TASK BRIEF:
If a line of the records holds the word "破片手榴弹", copy it out.

(Source data)
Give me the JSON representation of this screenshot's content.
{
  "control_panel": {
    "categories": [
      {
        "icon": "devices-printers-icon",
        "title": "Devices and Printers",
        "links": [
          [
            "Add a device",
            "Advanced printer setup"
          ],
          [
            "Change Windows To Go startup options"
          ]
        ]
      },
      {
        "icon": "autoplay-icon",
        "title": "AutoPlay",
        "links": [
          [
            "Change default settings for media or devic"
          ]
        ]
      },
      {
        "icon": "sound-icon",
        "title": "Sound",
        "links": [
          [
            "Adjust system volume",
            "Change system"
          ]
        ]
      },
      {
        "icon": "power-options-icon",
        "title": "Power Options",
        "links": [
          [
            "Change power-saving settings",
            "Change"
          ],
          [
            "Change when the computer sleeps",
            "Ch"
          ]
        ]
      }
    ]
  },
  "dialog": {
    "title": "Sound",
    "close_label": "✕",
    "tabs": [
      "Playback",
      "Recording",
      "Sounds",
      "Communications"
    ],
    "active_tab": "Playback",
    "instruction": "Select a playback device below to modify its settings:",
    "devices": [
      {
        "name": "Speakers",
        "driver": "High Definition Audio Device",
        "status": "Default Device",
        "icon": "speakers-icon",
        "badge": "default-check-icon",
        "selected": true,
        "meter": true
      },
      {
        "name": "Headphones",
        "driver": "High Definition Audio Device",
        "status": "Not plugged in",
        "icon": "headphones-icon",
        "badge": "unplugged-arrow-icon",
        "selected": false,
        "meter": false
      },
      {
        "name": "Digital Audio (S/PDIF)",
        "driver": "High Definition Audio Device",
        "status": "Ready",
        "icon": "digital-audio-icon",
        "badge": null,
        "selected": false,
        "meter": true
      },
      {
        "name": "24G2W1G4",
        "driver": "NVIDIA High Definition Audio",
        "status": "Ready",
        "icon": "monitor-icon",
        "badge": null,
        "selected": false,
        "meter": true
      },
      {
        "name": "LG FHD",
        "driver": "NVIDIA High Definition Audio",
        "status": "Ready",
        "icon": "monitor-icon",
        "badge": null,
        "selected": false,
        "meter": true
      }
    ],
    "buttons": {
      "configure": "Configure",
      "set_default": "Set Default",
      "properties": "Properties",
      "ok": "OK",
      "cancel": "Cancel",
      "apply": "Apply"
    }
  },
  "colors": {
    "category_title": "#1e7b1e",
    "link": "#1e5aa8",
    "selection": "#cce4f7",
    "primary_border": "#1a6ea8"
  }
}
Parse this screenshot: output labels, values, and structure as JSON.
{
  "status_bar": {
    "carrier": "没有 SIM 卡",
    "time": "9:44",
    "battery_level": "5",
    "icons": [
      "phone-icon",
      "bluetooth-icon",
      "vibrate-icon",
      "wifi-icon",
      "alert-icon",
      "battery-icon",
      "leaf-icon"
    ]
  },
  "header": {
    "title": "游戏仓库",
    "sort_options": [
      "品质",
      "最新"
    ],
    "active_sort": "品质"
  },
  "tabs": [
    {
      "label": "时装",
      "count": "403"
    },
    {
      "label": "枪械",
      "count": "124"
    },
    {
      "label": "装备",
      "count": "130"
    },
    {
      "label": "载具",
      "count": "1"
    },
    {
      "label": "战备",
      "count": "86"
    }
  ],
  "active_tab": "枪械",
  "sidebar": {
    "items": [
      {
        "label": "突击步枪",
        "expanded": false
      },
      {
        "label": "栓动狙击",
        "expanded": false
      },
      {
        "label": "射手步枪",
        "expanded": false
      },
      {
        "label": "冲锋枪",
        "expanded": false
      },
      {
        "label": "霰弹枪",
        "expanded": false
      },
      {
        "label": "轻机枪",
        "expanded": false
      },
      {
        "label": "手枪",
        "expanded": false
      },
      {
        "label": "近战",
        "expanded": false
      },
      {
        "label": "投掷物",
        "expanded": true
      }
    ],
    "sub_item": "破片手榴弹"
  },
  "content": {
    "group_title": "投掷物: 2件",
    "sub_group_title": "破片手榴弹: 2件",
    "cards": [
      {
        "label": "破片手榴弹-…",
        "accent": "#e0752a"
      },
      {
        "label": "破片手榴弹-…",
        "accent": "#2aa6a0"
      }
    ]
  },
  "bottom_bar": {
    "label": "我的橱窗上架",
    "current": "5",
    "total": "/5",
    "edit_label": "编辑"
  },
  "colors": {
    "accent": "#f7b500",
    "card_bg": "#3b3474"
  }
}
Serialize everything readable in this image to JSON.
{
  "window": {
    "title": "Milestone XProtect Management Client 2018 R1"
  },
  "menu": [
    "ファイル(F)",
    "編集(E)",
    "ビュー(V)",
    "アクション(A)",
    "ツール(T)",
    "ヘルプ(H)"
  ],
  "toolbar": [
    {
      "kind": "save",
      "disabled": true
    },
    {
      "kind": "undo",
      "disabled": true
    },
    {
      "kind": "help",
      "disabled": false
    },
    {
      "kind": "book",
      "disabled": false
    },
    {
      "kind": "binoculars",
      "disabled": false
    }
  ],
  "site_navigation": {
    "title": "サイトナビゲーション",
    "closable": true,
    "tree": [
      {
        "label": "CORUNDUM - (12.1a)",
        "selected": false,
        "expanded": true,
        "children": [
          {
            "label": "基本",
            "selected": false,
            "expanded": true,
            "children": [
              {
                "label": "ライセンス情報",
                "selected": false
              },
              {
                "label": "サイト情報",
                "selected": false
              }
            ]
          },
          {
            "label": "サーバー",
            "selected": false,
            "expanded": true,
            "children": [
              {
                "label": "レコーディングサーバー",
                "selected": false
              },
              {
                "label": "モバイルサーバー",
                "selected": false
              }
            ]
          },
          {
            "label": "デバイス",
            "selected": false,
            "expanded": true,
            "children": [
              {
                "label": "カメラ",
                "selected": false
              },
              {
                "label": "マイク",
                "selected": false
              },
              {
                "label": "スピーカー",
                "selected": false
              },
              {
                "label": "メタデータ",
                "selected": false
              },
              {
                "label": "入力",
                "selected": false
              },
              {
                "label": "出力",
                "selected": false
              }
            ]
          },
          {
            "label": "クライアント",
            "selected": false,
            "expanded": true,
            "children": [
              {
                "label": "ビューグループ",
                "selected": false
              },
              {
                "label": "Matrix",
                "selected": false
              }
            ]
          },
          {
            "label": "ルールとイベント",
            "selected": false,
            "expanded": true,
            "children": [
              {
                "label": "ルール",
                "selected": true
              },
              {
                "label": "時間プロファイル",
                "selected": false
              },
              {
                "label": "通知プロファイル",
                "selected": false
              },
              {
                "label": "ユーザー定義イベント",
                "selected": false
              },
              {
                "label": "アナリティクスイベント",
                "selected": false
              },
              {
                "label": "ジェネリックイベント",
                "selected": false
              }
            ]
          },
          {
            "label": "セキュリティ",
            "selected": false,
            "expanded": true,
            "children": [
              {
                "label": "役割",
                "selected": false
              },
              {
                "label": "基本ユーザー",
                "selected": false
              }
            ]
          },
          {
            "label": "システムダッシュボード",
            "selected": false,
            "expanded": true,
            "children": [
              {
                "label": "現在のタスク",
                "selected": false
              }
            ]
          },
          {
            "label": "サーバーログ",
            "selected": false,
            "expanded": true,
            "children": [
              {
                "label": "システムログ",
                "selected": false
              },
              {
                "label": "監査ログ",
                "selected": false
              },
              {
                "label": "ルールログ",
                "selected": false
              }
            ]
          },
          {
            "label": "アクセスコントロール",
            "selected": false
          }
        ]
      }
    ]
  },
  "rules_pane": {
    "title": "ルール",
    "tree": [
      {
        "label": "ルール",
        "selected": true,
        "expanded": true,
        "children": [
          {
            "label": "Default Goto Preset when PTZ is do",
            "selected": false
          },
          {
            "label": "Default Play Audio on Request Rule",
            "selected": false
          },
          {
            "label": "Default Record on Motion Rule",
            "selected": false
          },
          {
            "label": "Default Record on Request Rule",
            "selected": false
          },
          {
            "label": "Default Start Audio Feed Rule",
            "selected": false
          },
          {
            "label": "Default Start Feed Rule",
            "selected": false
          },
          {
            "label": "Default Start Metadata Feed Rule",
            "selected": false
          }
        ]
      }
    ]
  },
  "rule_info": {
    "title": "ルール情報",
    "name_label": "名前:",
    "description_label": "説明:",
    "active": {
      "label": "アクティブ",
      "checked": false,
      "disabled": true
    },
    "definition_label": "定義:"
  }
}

ANSWER BOX:
    "sub_item": "破片手榴弹"
    "sub_group_title": "破片手榴弹: 2件",
        "label": "破片手榴弹-…",
        "label": "破片手榴弹-…",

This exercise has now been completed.